Looking at the Outcomes
If ROH closes above $40 on the March option expiration:
|You sell 1000 ROH at $40 ||$40,000|
|You keep the premium received ||15,370|
|Total Credit ||55,370|
|Less Cost of Stock ||52,850|
Even though we now have taken a loss on the sale of our stock, we need to take into consideration that we took in $15.37 per share in premium. This was like selling a partial stake in the stock 3 weeks ago. We are now collecting the other portion that is owed us. When we add the two amounts we received, our total credit into our account will equal $55,370.
The difference between our original stock investment of $52,850 and the credit we just received of $55,370 gives us a profit of $2,520! We just made a 4.8% profit in 19 days!
So we just learned how investors make money when the market goes sideways or remains stagnant. When do you remember making a 4.8% return in 3 weeks with very little risk? But you might ask, what happens if the stock takes a nose dive? After all, that seemed to happen a lot this past year.
If ROH closes below $40 on the March option expiration:
|You keep your 1000 ROH ||$52,850|
|You keep the premium received ||(15,370)|
|Net amount ||$37,480|
Let's say the shares of ROH dropped from $52.85 per share to $39.00 over those 19 days. At expiration, this is what will happen. Your call option will expire worthless and your stock will NOT be called away. That means you get to keep the original 1000 shares you purchased. You will also, as always, get to keep the premium you received when you first sold your 10 contracts. So your actual cost is now only $37.48 per share.
Given the above scenario, what might you do now?
If it were me, I would go ahead and sell another 10 call contracts against the stock position. At this juncture, depending on how you felt about the prospects of ROH, you may have to decide whether to sell more in-the-money call options, or consider whether it might be better selling out-of-the-money calls. The decision will be yours to make, but that's what education is all about. Gaining the necessary knowledge and being able to understand it.

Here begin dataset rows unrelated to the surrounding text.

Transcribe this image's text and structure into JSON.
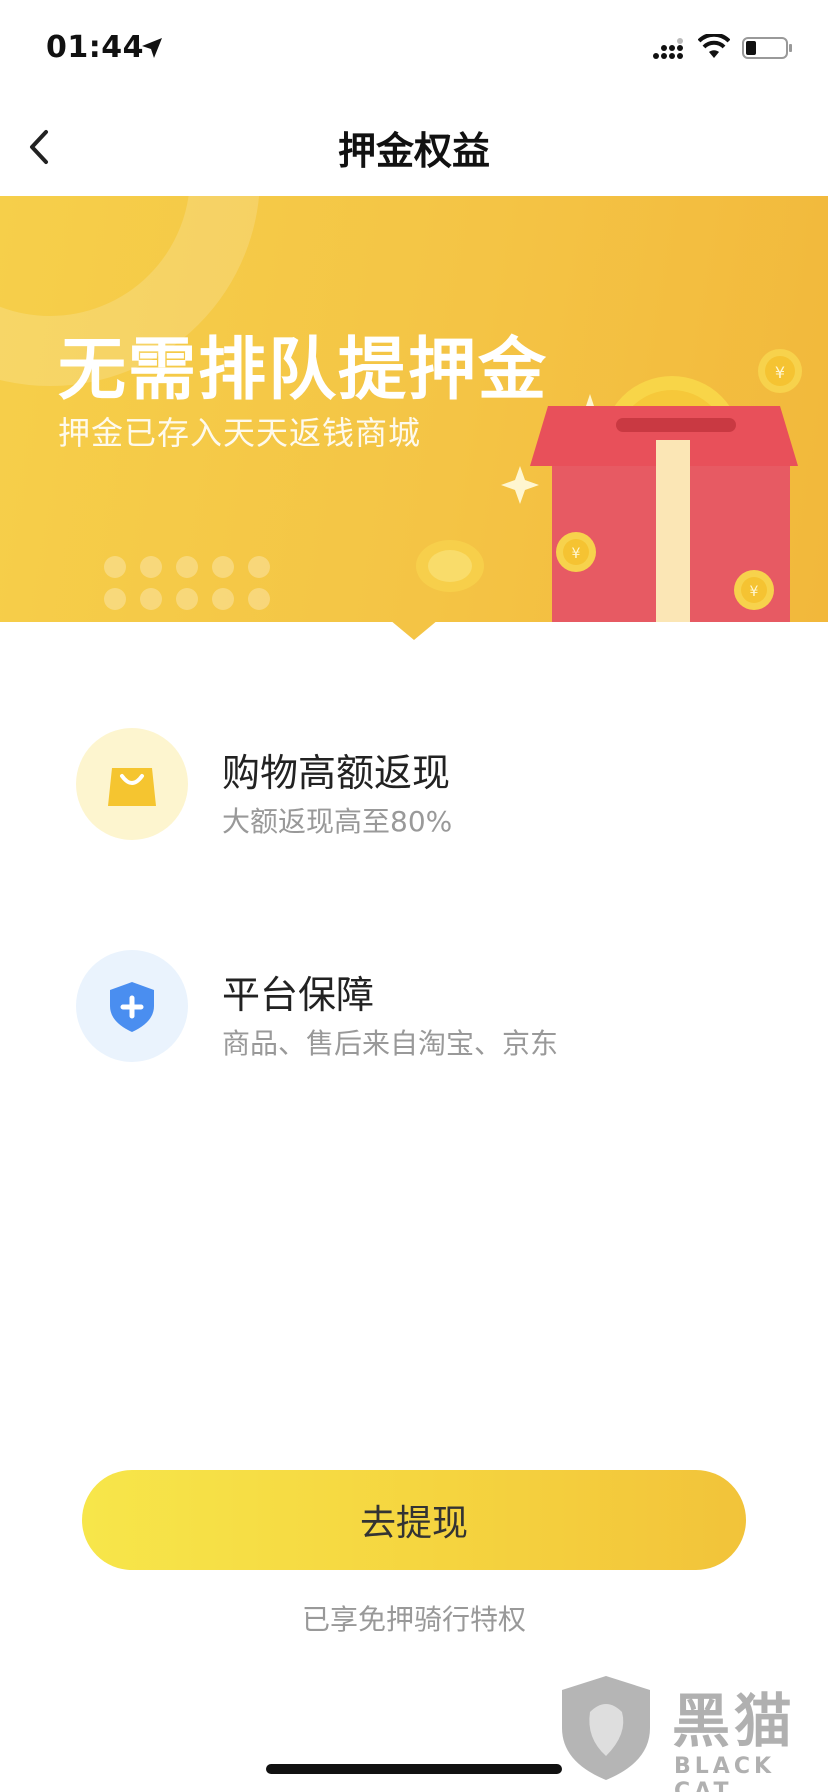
{
  "status_bar": {
    "time": "01:44"
  },
  "nav": {
    "title": "押金权益"
  },
  "banner": {
    "title": "无需排队提押金",
    "subtitle": "押金已存入天天返钱商城"
  },
  "features": [
    {
      "title": "购物高额返现",
      "desc": "大额返现高至80%",
      "icon": "shopping-bag-icon"
    },
    {
      "title": "平台保障",
      "desc": "商品、售后来自淘宝、京东",
      "icon": "shield-plus-icon"
    }
  ],
  "action": {
    "button_label": "去提现",
    "footnote": "已享免押骑行特权"
  },
  "watermark": {
    "text": "黑猫",
    "sub": "BLACK CAT"
  },
  "colors": {
    "banner": "#f4c445",
    "button_start": "#f7e64a",
    "button_end": "#f2c33a",
    "shield_blue": "#4a8ef0",
    "bag_yellow": "#f5c530"
  }
}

Buy and Hold. Asset Allocation. Most all of you have heard these being touted at some point or another, right? And there is some merit to them. But these strategies all have one flaw in common…..They are strategies that work well in bull markets when everything is going up. The problem is that they work very poorly in bear markets, or when everything is going down.
With that in mind, for those of you that are interested in receiving a comprehensive understanding of the benefits of covered call investing, consider our new Discover Covered Calls Education. This is a professionally made learning tool that will teach you all you need to know about this conservative way to increase your monthly income and to help reduce your risk.

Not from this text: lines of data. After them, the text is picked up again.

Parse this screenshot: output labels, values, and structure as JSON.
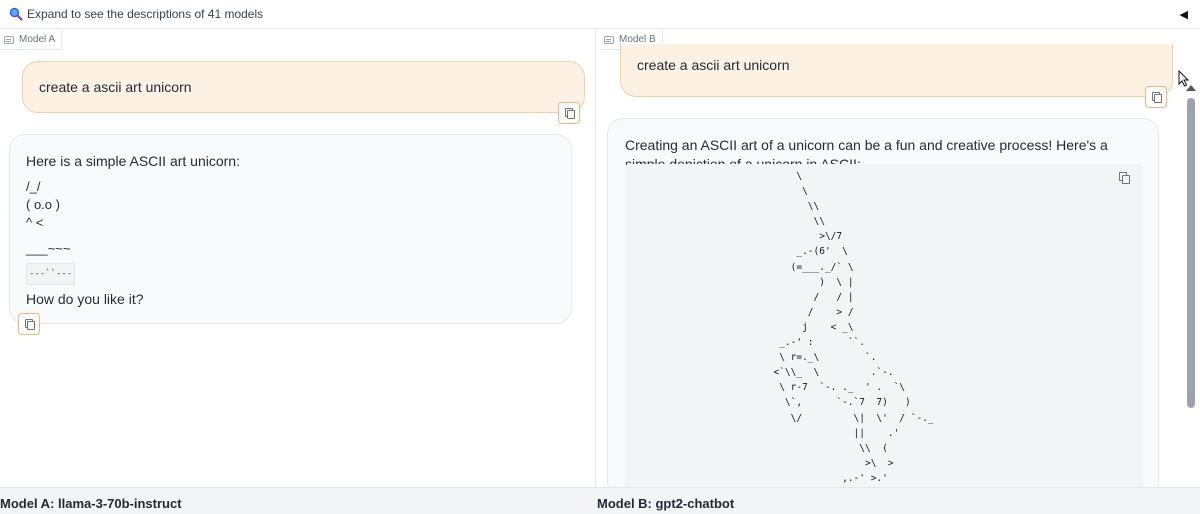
{
  "header": {
    "expand_label": "Expand to see the descriptions of 41 models",
    "collapse_glyph": "◀"
  },
  "model_a": {
    "pane_label": "Model A",
    "user_message": "create a ascii art unicorn",
    "response_intro": "Here is a simple ASCII art unicorn:",
    "ascii_lines": [
      "/_/",
      "( o.o )",
      "^ <",
      "___~~~"
    ],
    "inline_code": "---``---",
    "response_outro": "How do you like it?"
  },
  "model_b": {
    "pane_label": "Model B",
    "user_message": "create a ascii art unicorn",
    "response_intro": "Creating an ASCII art of a unicorn can be a fun and creative process! Here's a simple depiction of a unicorn in ASCII:",
    "code_art": "             \\\n              \\\n               \\\\\n                \\\\\n                 >\\/7\n             _.-(6'  \\\n            (=___._/` \\\n                 )  \\ |\n                /   / |\n               /    > /\n              j    < _\\\n          _.-' :      ``.\n          \\ r=._\\        `.\n         <`\\\\_  \\         .`-.\n          \\ r-7  `-. ._  ' .  `\\\n           \\`,      `-.`7  7)   )\n            \\/         \\|  \\'  / `-._\n                       ||    .'\n                        \\\\  (\n                         >\\  >\n                     ,.-' >.'"
  },
  "footer": {
    "model_a_name": "Model A: llama-3-70b-instruct",
    "model_b_name": "Model B: gpt2-chatbot"
  }
}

Using the covered call strategy is NOT a get rich quick scheme. I am not touting that you will make an 800% return on one trade as others may claim. But it can be used to generate additional income in all types of markets. And what I am suggesting is that if you make an investment in your financial future and get the education you need, you will be a wiser investor which will enable you to enhance your financial future.
Take the first step toward rewarding yourself with an education that can change your financial future forever. Start your journey today. Don't let yourself be worried about the ups and downs of the market ever again. Don't let emotions like fear and greed control your investment decisions……become a WISE investor! Don't let the minimal fee of $299 stop you from creating and maintaining your financial dreams and goals.
INVEST IN YOURSELF TODAY!